Did you know that over 7.2 million tonnes of chocolate are consumed worldwide every year? That’s a lot of chocolate! We can all appreciate a few sneaky squares of the treat, but just how good is chocolate for your body?
What is Chocolate?
Chocolate is derived from the beans of the tropical cacao tree in areas like Western Africa that receive high temperatures and rainfall. The chocolate that we all love and know is produced from these beans in a multi-stage process; from harvesting, fermenting, drying, cleaning, and then grinding the cacao beans. After grinding, the paste is then pressurised into chocolate liquor (also known as Cocoa Liquor, or Cacao Liquor), and cocoa butter. The different types of chocolate are made by blending the liquor and butter in varying proportions, from fine dark chocolate (with at least 70% cacao), to milk chocolate (at around 50% of the mixture), and finally, white chocolate, which is made with only the cocoa butter.
Why do People Enjoy Chocolate? It all Lies in the Science

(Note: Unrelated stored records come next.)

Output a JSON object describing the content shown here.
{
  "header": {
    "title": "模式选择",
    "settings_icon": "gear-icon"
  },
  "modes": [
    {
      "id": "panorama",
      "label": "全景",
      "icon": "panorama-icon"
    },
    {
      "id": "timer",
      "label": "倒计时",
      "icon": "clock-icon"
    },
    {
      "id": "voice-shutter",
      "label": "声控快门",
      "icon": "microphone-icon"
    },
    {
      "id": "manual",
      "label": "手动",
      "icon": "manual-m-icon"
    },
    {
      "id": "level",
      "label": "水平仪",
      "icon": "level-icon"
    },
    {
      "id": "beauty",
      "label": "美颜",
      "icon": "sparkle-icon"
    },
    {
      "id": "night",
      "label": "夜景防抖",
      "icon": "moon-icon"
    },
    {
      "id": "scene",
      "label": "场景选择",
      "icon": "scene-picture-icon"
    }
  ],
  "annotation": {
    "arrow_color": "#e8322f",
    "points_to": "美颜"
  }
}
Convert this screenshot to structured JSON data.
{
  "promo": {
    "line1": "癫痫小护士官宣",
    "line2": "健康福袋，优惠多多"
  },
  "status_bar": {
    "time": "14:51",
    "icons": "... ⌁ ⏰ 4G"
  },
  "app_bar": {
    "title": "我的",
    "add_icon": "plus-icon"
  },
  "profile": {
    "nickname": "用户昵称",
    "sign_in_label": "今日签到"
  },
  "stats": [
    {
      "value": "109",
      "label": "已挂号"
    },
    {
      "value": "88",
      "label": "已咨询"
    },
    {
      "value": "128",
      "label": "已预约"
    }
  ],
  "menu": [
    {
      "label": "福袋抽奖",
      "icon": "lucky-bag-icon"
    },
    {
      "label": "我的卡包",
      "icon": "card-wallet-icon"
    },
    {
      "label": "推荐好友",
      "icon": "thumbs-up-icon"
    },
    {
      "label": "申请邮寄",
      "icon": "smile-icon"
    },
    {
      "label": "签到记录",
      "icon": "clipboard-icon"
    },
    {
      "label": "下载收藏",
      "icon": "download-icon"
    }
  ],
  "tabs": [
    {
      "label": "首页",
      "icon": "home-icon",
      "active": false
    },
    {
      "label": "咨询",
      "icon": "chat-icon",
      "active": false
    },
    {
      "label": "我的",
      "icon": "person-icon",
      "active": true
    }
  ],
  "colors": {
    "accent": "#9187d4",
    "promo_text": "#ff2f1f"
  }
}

The chemistry of chocolate has long been a hot topic for scientists; there are several hundred different chemicals within chocolate – and some of them seem to do more than just make it taste good. Stimulants are all found in your average bar of chocolate, alongside feel-good chemicals such as anandamide, which is also found naturally in the brain. Anandamide is normally broken down quite quickly after its production, but scientists believe the anandamide found in chocolate makes our natural anandamide last longer – giving us a longer-lasting “chocolate high”.
Using brain scanners to study how activity changes when we eat chocolate, scientists have been able to find out that one set of brain structures remains active when people eat smaller amounts of chocolate, while an entirely different set became active when too much was eaten. Although too much chocolate isn’t necessarily bad for you, your brain might not see it that way!
Is Chocolate Good or Bad for You?
Chocolate itself isn’t necessarily bad for you – the problem lies in the sugar found in chocolate products. For dental health, sugar causes plaque, which can lead to tooth decay and gum disease, whereas the chocolate elements themselves (the butter and liquor) are relatively harmless.
Now, this is where it gets tricky - Some studies suggest moderate amounts of chocolate can help lower blood pressure, while others advise that the high levels of saturated fats in chocolate products can actually do the opposite. Don’t despair, there’s good news – Studies have found that chocolate-eaters actually live longer, possibly because chocolate also contains high levels of phenolic, an antioxidant chemical that prevents fats from causing a build-up of cholesterol. Additionally, a high-quality dark chocolate boasts high fibre, iron, and magnesium content – all minerals that we need daily for a happy, healthy lifestyle.
Moving to the Dark Side
The three main types of chocolate (dark, milk, and white) are all chemically different, so they’re likely to affect us in different ways. While milk and white chocolate are both higher in sugar and fat content, darker chocolate is high in epicatechin (which may improve vascular health), so if you’re reaching for a bar, it seems like the darker the better!
Within the past decade, scientists have found that chocolate consumption may be associated with lower risks of cardiovascular disease and stroke, although studies have found that the risk of stroke was lowered mainly in women – So it’s good news for the ladies. Another study discovered evidence that although dark chocolate didn’t reduce blood pressure in itself, cocoa products with specific amounts of epicatechin and cocoa flavanol can help with blood flow, and therefore blood pressure, in some cases.
Essentially, in practice, this means that what you eat, how much, and how often is crucial - studies suggest benefits from eating chocolate in smaller amounts, due to the associated sugar and fat contents.
All in all, the science of chocolate is far from clear, but it looks like eating moderate amounts of chocolate may do you more good than harm – so feel free to treat yourself to a few squares, just make sure you brush your teeth afterwards!
Enhanced affective brain representations of chocolate in cravers vs. non-cravers.
Edmund T. Rolls and Ciara McCabe. European Journal of Neuroscience, Vol. 26, pp. 1067–1076, 2007.